Task brief: An exact, complete copy of the data that follows is needed.

Exercise data:
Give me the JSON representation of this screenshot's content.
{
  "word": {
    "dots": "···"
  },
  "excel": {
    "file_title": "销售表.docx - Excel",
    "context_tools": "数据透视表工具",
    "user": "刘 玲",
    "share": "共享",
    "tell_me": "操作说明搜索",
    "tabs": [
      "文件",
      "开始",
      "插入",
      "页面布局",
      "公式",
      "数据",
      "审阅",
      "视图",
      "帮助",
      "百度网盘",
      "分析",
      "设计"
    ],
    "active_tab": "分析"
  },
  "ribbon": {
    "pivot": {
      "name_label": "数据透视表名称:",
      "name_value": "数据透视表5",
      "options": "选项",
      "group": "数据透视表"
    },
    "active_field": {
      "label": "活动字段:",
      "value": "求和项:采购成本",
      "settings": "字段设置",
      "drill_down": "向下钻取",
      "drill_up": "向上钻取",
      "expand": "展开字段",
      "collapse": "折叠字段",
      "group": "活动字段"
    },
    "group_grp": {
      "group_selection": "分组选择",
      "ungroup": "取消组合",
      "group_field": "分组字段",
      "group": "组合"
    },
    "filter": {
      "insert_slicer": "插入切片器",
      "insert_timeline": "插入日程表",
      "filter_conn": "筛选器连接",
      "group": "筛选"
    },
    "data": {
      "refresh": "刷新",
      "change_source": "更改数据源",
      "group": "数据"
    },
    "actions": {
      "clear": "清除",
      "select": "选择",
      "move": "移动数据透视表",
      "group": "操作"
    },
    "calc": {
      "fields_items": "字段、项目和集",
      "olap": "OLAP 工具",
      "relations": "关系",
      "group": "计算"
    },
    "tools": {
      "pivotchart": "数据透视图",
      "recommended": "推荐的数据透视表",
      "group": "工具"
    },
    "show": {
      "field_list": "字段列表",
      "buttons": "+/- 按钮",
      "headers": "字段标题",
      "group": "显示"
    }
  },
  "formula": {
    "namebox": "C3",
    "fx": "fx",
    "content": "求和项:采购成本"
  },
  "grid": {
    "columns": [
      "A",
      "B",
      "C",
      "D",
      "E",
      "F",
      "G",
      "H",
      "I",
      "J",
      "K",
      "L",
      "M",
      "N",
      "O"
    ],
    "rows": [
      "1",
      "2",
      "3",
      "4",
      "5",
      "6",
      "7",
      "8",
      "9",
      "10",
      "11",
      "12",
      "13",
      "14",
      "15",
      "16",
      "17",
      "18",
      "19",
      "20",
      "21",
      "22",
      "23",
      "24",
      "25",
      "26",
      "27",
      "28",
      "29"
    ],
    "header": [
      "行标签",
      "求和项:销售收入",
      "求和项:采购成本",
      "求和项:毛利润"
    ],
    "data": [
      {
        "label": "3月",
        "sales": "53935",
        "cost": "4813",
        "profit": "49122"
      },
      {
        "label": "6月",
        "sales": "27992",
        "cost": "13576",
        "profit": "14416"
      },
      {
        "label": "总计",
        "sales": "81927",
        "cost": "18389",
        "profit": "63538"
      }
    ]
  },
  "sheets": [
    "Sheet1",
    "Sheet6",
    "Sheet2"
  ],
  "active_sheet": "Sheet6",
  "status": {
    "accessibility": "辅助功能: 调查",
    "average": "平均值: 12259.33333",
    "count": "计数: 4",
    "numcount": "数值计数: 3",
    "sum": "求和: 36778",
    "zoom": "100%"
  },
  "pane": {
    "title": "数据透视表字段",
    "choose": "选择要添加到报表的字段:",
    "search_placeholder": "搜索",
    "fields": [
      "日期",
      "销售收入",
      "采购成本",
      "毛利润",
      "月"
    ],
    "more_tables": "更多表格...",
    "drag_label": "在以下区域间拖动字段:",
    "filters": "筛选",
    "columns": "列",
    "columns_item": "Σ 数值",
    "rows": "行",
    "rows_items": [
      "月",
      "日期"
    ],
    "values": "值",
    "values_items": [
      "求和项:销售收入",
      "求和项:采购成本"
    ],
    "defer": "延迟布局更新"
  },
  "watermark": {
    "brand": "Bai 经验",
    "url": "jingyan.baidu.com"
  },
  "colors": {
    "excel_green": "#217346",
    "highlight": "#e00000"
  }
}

Answer box:
Give me the JSON representation of this screenshot's content.
{
  "word": {
    "dots": "···"
  },
  "excel": {
    "file_title": "销售表.docx - Excel",
    "context_tools": "数据透视表工具",
    "user": "刘 玲",
    "share": "共享",
    "tell_me": "操作说明搜索",
    "tabs": [
      "文件",
      "开始",
      "插入",
      "页面布局",
      "公式",
      "数据",
      "审阅",
      "视图",
      "帮助",
      "百度网盘",
      "分析",
      "设计"
    ],
    "active_tab": "分析"
  },
  "ribbon": {
    "pivot": {
      "name_label": "数据透视表名称:",
      "name_value": "数据透视表5",
      "options": "选项",
      "group": "数据透视表"
    },
    "active_field": {
      "label": "活动字段:",
      "value": "求和项:采购成本",
      "settings": "字段设置",
      "drill_down": "向下钻取",
      "drill_up": "向上钻取",
      "expand": "展开字段",
      "collapse": "折叠字段",
      "group": "活动字段"
    },
    "group_grp": {
      "group_selection": "分组选择",
      "ungroup": "取消组合",
      "group_field": "分组字段",
      "group": "组合"
    },
    "filter": {
      "insert_slicer": "插入切片器",
      "insert_timeline": "插入日程表",
      "filter_conn": "筛选器连接",
      "group": "筛选"
    },
    "data": {
      "refresh": "刷新",
      "change_source": "更改数据源",
      "group": "数据"
    },
    "actions": {
      "clear": "清除",
      "select": "选择",
      "move": "移动数据透视表",
      "group": "操作"
    },
    "calc": {
      "fields_items": "字段、项目和集",
      "olap": "OLAP 工具",
      "relations": "关系",
      "group": "计算"
    },
    "tools": {
      "pivotchart": "数据透视图",
      "recommended": "推荐的数据透视表",
      "group": "工具"
    },
    "show": {
      "field_list": "字段列表",
      "buttons": "+/- 按钮",
      "headers": "字段标题",
      "group": "显示"
    }
  },
  "formula": {
    "namebox": "C3",
    "fx": "fx",
    "content": "求和项:采购成本"
  },
  "grid": {
    "columns": [
      "A",
      "B",
      "C",
      "D",
      "E",
      "F",
      "G",
      "H",
      "I",
      "J",
      "K",
      "L",
      "M",
      "N",
      "O"
    ],
    "rows": [
      "1",
      "2",
      "3",
      "4",
      "5",
      "6",
      "7",
      "8",
      "9",
      "10",
      "11",
      "12",
      "13",
      "14",
      "15",
      "16",
      "17",
      "18",
      "19",
      "20",
      "21",
      "22",
      "23",
      "24",
      "25",
      "26",
      "27",
      "28",
      "29"
    ],
    "header": [
      "行标签",
      "求和项:销售收入",
      "求和项:采购成本",
      "求和项:毛利润"
    ],
    "data": [
      {
        "label": "3月",
        "sales": "53935",
        "cost": "4813",
        "profit": "49122"
      },
      {
        "label": "6月",
        "sales": "27992",
        "cost": "13576",
        "profit": "14416"
      },
      {
        "label": "总计",
        "sales": "81927",
        "cost": "18389",
        "profit": "63538"
      }
    ]
  },
  "sheets": [
    "Sheet1",
    "Sheet6",
    "Sheet2"
  ],
  "active_sheet": "Sheet6",
  "status": {
    "accessibility": "辅助功能: 调查",
    "average": "平均值: 12259.33333",
    "count": "计数: 4",
    "numcount": "数值计数: 3",
    "sum": "求和: 36778",
    "zoom": "100%"
  },
  "pane": {
    "title": "数据透视表字段",
    "choose": "选择要添加到报表的字段:",
    "search_placeholder": "搜索",
    "fields": [
      "日期",
      "销售收入",
      "采购成本",
      "毛利润",
      "月"
    ],
    "more_tables": "更多表格...",
    "drag_label": "在以下区域间拖动字段:",
    "filters": "筛选",
    "columns": "列",
    "columns_item": "Σ 数值",
    "rows": "行",
    "rows_items": [
      "月",
      "日期"
    ],
    "values": "值",
    "values_items": [
      "求和项:销售收入",
      "求和项:采购成本"
    ],
    "defer": "延迟布局更新"
  },
  "watermark": {
    "brand": "Bai 经验",
    "url": "jingyan.baidu.com"
  },
  "colors": {
    "excel_green": "#217346",
    "highlight": "#e00000"
  }
}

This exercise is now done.